But it is further objected, that the instruction given did not require that the first holder should have been in under title or color of title, but only that the person sued should have title or color of title; and that this instruction would allow the benefit of this bar to one having title, and a possession of less than three years, if he claimed in privity with another who had previously possessed without title. But the instruction must be taken with reference to the admitted facts upon which it was given. Those facts were: 'It was proved by the admissions of the parties by their attorneys, that L. P. Alford and the defendant, by a union of the several possessions, had, next before the commencement of the plaintiff's action, peaceable, adverse, and uninterrupted possession, for more than three years, claiming under color of title, of six hundred and forty acres of land, by virtue of said Alford's head-right certificate, duly recommended, duly surveyed, and returned to the general land-office, and within the boundary of both of the one-league surveys of plaintiff, described and mentioned in the second and third count of his petition.'
There was no room to argue, nor could the jury find that any part of the three years' possession was held without color of title, for the contrary is expressly admitted. In reference to the particular facts of this case, the instruction was not erroneous in the particular complained of.
It is also urged that, in addition to what was said by the court, the jury should have been told that the defendant, having no title or color of title such as that prescribed by the statute, could not have the benefit of the bar, by virtue of the title or color of title of Alford, under whom he claimed; for the reason that, claiming a bar under the statute, he had to show the circumstances prescribed by it; and the title prescribed having to be a transfer down to him in possession, the requirement was not complied with by showing a title in him under whom he calimed; and the consequence is, that the defendant, instead of proving himself within the rule required, shows himself out of it, and not entitled to the bar.

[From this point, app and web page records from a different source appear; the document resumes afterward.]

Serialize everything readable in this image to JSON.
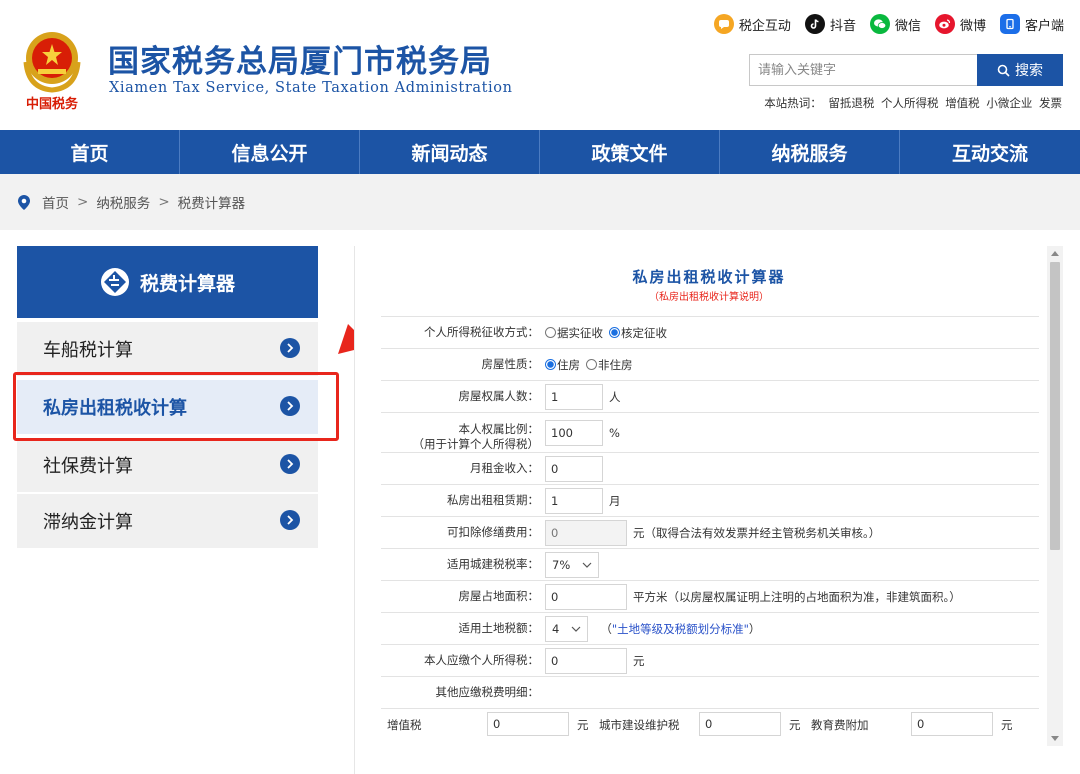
{
  "header": {
    "title": "国家税务总局厦门市税务局",
    "subtitle": "Xiamen Tax Service, State Taxation Administration",
    "logo_text": "中国税务",
    "top_links": [
      {
        "label": "税企互动",
        "icon": "chat-icon",
        "color": "#f5a623"
      },
      {
        "label": "抖音",
        "icon": "douyin-icon",
        "color": "#111111"
      },
      {
        "label": "微信",
        "icon": "wechat-icon",
        "color": "#09b83e"
      },
      {
        "label": "微博",
        "icon": "weibo-icon",
        "color": "#e6162d"
      },
      {
        "label": "客户端",
        "icon": "app-client-icon",
        "color": "#1c6ee8"
      }
    ],
    "search": {
      "placeholder": "请输入关键字",
      "button": "搜索"
    },
    "hot": {
      "label": "本站热词：",
      "words": [
        "留抵退税",
        "个人所得税",
        "增值税",
        "小微企业",
        "发票"
      ]
    }
  },
  "nav": [
    "首页",
    "信息公开",
    "新闻动态",
    "政策文件",
    "纳税服务",
    "互动交流"
  ],
  "breadcrumb": [
    "首页",
    "纳税服务",
    "税费计算器"
  ],
  "breadcrumb_sep": ">",
  "sidebar": {
    "title": "税费计算器",
    "items": [
      {
        "label": "车船税计算",
        "active": false
      },
      {
        "label": "私房出租税收计算",
        "active": true
      },
      {
        "label": "社保费计算",
        "active": false
      },
      {
        "label": "滞纳金计算",
        "active": false
      }
    ]
  },
  "calc": {
    "title": "私房出租税收计算器",
    "note": "（私房出租税收计算说明）",
    "rows": {
      "method": {
        "label": "个人所得税征收方式：",
        "opt1": "据实征收",
        "opt2": "核定征收"
      },
      "nature": {
        "label": "房屋性质：",
        "opt1": "住房",
        "opt2": "非住房"
      },
      "owners": {
        "label": "房屋权属人数：",
        "value": "1",
        "unit": "人"
      },
      "ratio": {
        "label1": "本人权属比例：",
        "label2": "（用于计算个人所得税）",
        "value": "100",
        "unit": "%"
      },
      "rent": {
        "label": "月租金收入：",
        "value": "0"
      },
      "term": {
        "label": "私房出租租赁期：",
        "value": "1",
        "unit": "月"
      },
      "repair": {
        "label": "可扣除修缮费用：",
        "value": "0",
        "unit": "元（取得合法有效发票并经主管税务机关审核。）"
      },
      "city_rate": {
        "label": "适用城建税税率：",
        "value": "7%"
      },
      "area": {
        "label": "房屋占地面积：",
        "value": "0",
        "unit": "平方米（以房屋权属证明上注明的占地面积为准，非建筑面积。）"
      },
      "land_tax": {
        "label": "适用土地税额：",
        "value": "4",
        "note_open": "（",
        "note_link": "\"土地等级及税额划分标准\"",
        "note_close": "）"
      },
      "iit": {
        "label": "本人应缴个人所得税：",
        "value": "0",
        "unit": "元"
      },
      "other": {
        "label": "其他应缴税费明细："
      },
      "vat": {
        "label": "增值税",
        "value": "0",
        "unit": "元"
      },
      "city": {
        "label": "城市建设维护税",
        "value": "0",
        "unit": "元"
      },
      "edu": {
        "label": "教育费附加",
        "value": "0",
        "unit": "元"
      }
    }
  },
  "colors": {
    "brand": "#1c54a5",
    "highlight": "#e8261c",
    "link": "#2a52c9"
  }
}
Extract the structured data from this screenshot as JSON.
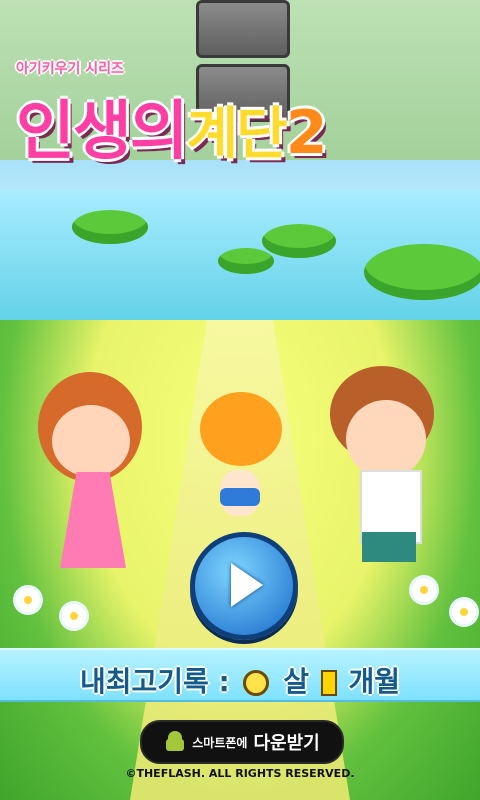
{
  "title": {
    "series": "아기키우기 시리즈",
    "game_title_a": "인생의",
    "game_title_b": "계단",
    "game_number": "2"
  },
  "record": {
    "label": "내최고기록 :",
    "age_value": "",
    "age_unit": "살",
    "month_value": "",
    "month_unit": "개월"
  },
  "download": {
    "prefix": "스마트폰에",
    "label": "다운받기"
  },
  "footer": {
    "copyright": "©THEFLASH. ALL RIGHTS RESERVED."
  }
}
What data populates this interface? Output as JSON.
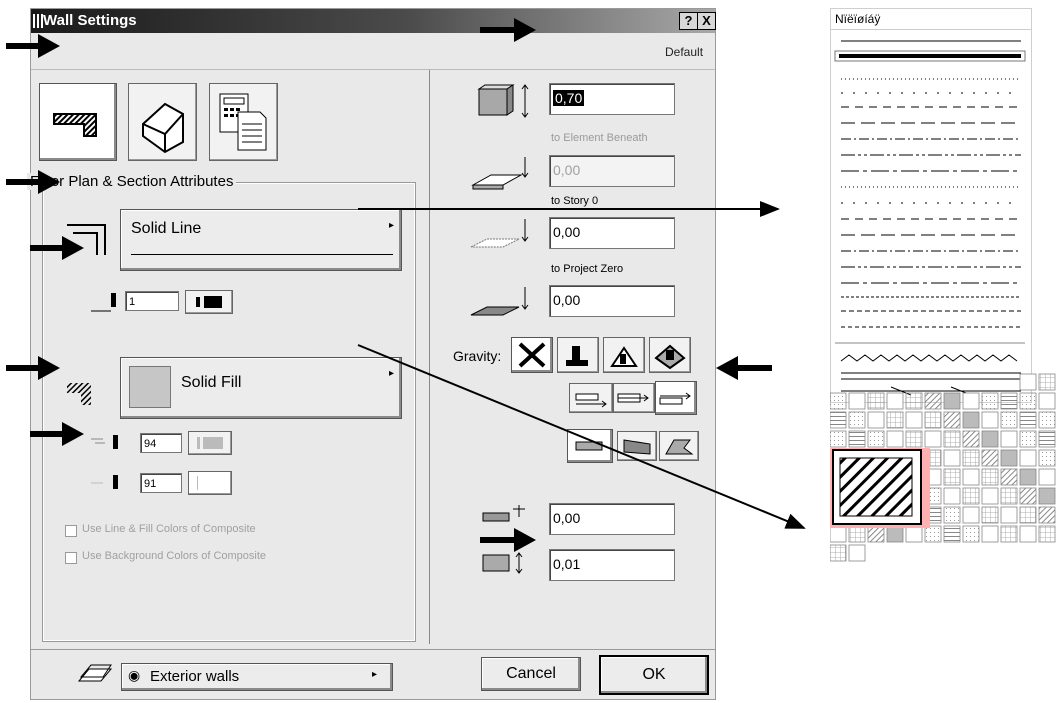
{
  "dialog": {
    "title": "Wall Settings",
    "help_label": "?",
    "close_label": "X",
    "default_label": "Default",
    "section_title": "Floor Plan & Section Attributes",
    "line_type": "Solid Line",
    "line_pen": "1",
    "fill_type": "Solid Fill",
    "fill_pen": "94",
    "bg_pen": "91",
    "check1_label": "Use Line & Fill Colors of Composite",
    "check2_label": "Use Background Colors of Composite",
    "layer_label": "Exterior walls",
    "cancel_label": "Cancel",
    "ok_label": "OK"
  },
  "geometry": {
    "height_value": "0,70",
    "height_note": "to Element Beneath",
    "base_story_value": "0,00",
    "base_story_note": "to Story 0",
    "base_project_value": "0,00",
    "base_project_note": "to Project Zero",
    "sea_value": "0,00",
    "gravity_label": "Gravity:",
    "offset_value": "0,00",
    "thickness_value": "0,01"
  },
  "line_panel": {
    "header": "Nïëïøíáÿ"
  },
  "colors": {
    "title_gradient_start": "#1a1a1a",
    "title_gradient_end": "#a8a8a8",
    "dialog_bg": "#e9e9e9",
    "selection": "#ffb0b0"
  },
  "icons": {
    "arrow": "arrow-right-icon",
    "arrow_left": "arrow-left-icon"
  }
}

But, upon the facts agreed, this position is not tenable. It was agreed that the defendant's possession was under color of title, by virtue of Alford's head-right certificate; and the instruction given by the court required the jury to find that the defendant claimed in privity with Alford; and this privity is also admitted, for he could be in under color of Alford's head-right ...